■ How to complete this task
List all lines of the data that include the string "level".

(Materials provided Opens)

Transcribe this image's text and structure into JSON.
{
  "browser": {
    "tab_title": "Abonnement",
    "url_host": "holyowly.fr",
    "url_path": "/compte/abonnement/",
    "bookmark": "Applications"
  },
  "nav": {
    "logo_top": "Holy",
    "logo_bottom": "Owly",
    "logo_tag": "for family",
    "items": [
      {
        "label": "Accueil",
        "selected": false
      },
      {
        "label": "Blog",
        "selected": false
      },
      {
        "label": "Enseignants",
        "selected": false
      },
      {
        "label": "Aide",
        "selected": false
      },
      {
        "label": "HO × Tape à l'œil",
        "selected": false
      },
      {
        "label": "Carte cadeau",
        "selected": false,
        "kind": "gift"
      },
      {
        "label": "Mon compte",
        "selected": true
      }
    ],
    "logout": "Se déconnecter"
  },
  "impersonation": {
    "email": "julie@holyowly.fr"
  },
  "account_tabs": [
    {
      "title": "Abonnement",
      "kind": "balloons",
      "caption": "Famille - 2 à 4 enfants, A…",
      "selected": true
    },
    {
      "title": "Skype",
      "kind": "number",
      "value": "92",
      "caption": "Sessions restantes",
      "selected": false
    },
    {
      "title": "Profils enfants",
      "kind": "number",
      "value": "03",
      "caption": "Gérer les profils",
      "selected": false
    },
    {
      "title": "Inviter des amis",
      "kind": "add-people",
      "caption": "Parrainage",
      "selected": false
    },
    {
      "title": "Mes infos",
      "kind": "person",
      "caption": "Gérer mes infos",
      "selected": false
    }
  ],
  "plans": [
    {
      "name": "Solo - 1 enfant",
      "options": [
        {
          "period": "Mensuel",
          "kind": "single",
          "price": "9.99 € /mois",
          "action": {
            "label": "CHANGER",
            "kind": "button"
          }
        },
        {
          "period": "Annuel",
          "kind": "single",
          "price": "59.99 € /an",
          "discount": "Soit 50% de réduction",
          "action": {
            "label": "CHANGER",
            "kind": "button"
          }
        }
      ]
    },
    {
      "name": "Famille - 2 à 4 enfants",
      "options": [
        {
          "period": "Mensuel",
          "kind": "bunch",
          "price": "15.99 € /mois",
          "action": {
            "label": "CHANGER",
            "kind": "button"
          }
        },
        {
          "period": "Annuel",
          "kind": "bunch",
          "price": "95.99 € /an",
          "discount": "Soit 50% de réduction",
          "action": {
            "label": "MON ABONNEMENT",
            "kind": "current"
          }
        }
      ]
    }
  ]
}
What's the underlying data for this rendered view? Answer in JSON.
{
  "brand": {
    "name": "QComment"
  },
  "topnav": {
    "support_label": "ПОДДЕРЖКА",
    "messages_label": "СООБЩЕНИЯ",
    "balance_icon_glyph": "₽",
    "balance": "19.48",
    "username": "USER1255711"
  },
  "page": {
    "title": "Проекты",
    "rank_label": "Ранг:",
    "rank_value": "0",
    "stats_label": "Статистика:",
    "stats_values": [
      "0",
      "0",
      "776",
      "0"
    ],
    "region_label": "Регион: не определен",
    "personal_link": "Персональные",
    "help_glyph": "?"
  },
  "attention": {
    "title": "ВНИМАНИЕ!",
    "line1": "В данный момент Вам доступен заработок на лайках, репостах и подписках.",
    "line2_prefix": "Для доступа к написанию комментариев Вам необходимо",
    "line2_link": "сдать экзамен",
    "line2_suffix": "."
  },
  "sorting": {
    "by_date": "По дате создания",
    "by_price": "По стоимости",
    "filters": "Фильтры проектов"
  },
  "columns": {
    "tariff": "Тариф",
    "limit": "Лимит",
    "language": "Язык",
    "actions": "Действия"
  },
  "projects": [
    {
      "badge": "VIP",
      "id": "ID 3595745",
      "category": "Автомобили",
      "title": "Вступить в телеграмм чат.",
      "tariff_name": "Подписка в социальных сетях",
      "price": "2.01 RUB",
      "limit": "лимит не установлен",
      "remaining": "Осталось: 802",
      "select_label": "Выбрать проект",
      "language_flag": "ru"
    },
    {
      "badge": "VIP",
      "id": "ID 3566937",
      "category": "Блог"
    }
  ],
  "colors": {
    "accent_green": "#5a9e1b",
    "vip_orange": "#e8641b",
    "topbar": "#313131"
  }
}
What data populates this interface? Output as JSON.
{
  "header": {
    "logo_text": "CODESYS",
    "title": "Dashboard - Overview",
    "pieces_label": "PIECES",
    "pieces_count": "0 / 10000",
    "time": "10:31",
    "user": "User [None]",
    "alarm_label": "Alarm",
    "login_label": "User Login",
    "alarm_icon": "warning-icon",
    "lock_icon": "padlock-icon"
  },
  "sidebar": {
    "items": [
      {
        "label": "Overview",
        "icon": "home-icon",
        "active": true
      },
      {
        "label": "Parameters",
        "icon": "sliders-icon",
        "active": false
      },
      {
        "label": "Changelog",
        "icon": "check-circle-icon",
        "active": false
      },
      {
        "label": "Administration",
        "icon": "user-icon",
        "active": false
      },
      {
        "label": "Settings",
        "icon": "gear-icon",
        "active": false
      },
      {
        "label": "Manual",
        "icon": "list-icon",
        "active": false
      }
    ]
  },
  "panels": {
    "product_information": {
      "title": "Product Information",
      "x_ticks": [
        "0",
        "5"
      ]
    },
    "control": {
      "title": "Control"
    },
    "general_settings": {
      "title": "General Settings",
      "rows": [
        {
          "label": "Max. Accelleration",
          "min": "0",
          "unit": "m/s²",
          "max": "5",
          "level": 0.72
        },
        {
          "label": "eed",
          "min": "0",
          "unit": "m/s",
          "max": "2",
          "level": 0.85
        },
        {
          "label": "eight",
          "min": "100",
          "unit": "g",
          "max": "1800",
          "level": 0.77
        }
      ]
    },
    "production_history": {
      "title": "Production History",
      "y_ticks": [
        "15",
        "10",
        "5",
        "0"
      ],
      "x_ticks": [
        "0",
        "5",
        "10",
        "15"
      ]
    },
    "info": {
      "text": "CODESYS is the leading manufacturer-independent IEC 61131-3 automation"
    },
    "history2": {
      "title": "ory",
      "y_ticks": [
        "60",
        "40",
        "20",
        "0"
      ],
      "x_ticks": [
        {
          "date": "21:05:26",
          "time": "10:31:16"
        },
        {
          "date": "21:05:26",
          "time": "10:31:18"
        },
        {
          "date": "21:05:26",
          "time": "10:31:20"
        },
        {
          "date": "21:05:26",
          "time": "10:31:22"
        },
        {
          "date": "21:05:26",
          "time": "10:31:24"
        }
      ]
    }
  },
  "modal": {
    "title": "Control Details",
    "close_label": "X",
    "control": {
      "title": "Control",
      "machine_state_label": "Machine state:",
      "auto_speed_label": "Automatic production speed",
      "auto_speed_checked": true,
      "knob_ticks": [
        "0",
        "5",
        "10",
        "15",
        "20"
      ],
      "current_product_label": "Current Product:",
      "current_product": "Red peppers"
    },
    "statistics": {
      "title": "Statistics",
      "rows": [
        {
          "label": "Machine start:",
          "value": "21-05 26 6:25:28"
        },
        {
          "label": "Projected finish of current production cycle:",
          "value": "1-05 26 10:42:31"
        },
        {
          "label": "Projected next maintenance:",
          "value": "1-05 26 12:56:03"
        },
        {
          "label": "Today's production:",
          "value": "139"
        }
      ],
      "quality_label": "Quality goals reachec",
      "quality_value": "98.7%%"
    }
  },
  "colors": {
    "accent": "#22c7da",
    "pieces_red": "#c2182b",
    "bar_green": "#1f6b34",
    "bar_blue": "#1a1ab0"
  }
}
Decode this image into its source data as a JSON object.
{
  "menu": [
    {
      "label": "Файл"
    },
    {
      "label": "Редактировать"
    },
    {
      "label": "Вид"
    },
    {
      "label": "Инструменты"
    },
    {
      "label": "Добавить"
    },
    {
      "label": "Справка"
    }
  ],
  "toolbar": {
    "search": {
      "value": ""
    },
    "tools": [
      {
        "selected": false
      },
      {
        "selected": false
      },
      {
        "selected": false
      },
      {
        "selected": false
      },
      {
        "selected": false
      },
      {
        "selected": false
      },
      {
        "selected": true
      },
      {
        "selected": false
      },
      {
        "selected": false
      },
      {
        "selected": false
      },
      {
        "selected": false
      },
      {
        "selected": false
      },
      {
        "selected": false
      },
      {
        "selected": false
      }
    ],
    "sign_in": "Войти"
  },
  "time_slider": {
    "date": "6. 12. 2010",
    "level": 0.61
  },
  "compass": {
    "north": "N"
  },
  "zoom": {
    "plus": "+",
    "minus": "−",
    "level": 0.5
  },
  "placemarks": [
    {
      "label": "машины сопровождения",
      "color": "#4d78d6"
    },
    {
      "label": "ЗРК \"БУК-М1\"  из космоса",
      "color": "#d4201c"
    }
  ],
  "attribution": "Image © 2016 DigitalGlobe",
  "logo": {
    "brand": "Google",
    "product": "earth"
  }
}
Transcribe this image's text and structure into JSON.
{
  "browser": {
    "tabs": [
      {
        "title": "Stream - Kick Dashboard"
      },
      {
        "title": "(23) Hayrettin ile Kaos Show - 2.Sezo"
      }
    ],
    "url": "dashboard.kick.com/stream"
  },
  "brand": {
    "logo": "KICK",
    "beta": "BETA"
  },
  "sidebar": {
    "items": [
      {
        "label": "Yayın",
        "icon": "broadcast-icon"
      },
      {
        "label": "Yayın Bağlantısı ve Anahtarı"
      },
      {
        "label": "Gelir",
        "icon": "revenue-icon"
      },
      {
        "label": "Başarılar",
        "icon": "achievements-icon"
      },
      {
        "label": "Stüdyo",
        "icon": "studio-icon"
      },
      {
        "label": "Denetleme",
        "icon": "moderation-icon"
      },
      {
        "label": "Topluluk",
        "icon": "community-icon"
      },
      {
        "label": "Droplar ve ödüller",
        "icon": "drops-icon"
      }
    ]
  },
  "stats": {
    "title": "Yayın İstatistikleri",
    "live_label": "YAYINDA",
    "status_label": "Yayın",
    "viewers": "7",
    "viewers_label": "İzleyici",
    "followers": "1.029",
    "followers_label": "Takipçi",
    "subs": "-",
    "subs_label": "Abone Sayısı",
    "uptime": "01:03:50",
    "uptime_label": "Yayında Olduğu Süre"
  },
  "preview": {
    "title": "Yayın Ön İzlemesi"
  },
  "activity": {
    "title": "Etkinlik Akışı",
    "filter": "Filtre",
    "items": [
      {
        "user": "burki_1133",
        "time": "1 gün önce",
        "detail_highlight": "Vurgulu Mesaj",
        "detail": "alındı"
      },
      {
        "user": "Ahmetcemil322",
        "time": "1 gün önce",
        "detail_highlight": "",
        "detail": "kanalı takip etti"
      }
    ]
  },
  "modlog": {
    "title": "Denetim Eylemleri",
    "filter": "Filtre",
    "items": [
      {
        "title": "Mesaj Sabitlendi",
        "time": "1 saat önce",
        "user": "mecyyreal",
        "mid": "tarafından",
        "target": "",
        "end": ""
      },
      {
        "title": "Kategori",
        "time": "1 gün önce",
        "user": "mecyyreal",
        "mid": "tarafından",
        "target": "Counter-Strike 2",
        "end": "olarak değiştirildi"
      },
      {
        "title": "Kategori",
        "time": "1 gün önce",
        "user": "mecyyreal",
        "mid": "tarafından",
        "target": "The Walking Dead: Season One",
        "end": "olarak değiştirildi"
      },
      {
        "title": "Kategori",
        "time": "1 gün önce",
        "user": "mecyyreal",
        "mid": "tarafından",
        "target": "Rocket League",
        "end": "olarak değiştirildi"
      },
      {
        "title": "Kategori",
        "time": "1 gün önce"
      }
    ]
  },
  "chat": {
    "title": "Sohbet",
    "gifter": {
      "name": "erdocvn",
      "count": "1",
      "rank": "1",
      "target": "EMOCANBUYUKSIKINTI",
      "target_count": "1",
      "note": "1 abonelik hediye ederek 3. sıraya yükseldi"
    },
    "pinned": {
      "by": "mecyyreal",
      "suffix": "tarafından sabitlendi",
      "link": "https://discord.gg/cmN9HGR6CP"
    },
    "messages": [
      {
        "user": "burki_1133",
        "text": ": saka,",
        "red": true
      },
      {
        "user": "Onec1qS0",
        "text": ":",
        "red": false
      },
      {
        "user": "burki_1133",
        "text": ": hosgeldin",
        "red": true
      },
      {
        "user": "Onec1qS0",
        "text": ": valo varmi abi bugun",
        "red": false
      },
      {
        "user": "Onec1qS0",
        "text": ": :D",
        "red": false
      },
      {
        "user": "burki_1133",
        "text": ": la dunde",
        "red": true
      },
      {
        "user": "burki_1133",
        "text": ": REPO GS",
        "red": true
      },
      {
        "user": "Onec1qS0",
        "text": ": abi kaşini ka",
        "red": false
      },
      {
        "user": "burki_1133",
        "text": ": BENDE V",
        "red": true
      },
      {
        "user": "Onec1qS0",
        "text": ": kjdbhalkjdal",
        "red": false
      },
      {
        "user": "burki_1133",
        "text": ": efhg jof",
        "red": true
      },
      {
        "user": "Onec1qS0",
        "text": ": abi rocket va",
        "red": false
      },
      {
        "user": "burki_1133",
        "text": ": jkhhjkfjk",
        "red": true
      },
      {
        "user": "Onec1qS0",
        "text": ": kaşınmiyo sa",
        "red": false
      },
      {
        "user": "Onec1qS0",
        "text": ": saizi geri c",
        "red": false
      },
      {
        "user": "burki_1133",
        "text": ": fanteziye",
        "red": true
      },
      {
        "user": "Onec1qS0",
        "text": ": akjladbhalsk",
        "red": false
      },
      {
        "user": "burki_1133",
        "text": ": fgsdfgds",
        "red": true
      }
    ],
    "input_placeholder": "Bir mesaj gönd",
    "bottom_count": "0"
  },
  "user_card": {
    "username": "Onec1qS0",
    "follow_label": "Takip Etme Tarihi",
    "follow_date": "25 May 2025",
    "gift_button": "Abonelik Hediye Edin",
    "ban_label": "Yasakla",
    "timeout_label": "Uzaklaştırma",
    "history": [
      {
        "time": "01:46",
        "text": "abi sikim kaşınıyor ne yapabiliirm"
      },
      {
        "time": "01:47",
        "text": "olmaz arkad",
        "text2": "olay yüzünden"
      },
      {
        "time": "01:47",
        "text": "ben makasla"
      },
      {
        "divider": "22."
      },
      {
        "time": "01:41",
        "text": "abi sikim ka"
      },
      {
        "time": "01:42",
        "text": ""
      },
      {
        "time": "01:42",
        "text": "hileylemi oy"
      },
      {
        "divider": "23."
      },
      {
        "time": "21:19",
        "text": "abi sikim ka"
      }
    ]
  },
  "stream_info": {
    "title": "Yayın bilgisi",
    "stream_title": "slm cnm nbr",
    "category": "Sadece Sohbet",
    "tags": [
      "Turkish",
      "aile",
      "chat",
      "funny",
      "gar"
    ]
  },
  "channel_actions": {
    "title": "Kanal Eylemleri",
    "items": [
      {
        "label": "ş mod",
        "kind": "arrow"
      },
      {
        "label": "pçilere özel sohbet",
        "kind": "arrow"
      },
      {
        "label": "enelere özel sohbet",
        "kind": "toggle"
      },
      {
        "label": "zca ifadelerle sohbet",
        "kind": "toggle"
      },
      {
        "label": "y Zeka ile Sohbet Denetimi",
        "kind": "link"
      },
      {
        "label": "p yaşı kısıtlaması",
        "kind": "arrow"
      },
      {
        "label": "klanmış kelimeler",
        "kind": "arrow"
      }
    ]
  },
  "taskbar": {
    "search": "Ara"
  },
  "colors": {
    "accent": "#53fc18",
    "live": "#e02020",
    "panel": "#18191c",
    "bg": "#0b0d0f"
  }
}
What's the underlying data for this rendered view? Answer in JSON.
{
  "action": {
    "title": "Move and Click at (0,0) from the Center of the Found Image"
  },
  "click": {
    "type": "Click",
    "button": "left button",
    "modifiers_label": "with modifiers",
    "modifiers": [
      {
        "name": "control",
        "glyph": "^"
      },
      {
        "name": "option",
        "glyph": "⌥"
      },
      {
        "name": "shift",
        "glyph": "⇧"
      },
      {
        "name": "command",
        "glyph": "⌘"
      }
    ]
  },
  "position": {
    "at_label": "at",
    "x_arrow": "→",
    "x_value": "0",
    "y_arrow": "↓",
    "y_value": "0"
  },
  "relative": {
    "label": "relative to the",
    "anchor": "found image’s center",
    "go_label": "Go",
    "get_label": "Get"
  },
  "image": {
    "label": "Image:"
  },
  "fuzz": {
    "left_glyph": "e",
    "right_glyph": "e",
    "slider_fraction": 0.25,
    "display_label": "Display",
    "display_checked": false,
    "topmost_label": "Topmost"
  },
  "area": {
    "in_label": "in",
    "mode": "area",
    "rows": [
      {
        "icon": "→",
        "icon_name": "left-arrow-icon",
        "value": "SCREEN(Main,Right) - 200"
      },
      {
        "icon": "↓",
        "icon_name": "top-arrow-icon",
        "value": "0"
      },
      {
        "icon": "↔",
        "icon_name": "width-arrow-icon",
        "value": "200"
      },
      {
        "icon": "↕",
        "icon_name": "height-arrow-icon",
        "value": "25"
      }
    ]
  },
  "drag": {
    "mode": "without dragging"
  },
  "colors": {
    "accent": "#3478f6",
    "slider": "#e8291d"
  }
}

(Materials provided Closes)

■ Answer for the task
          "level": 0.72
          "level": 0.85
          "level": 0.77
    "level": 0.61
    "level": 0.5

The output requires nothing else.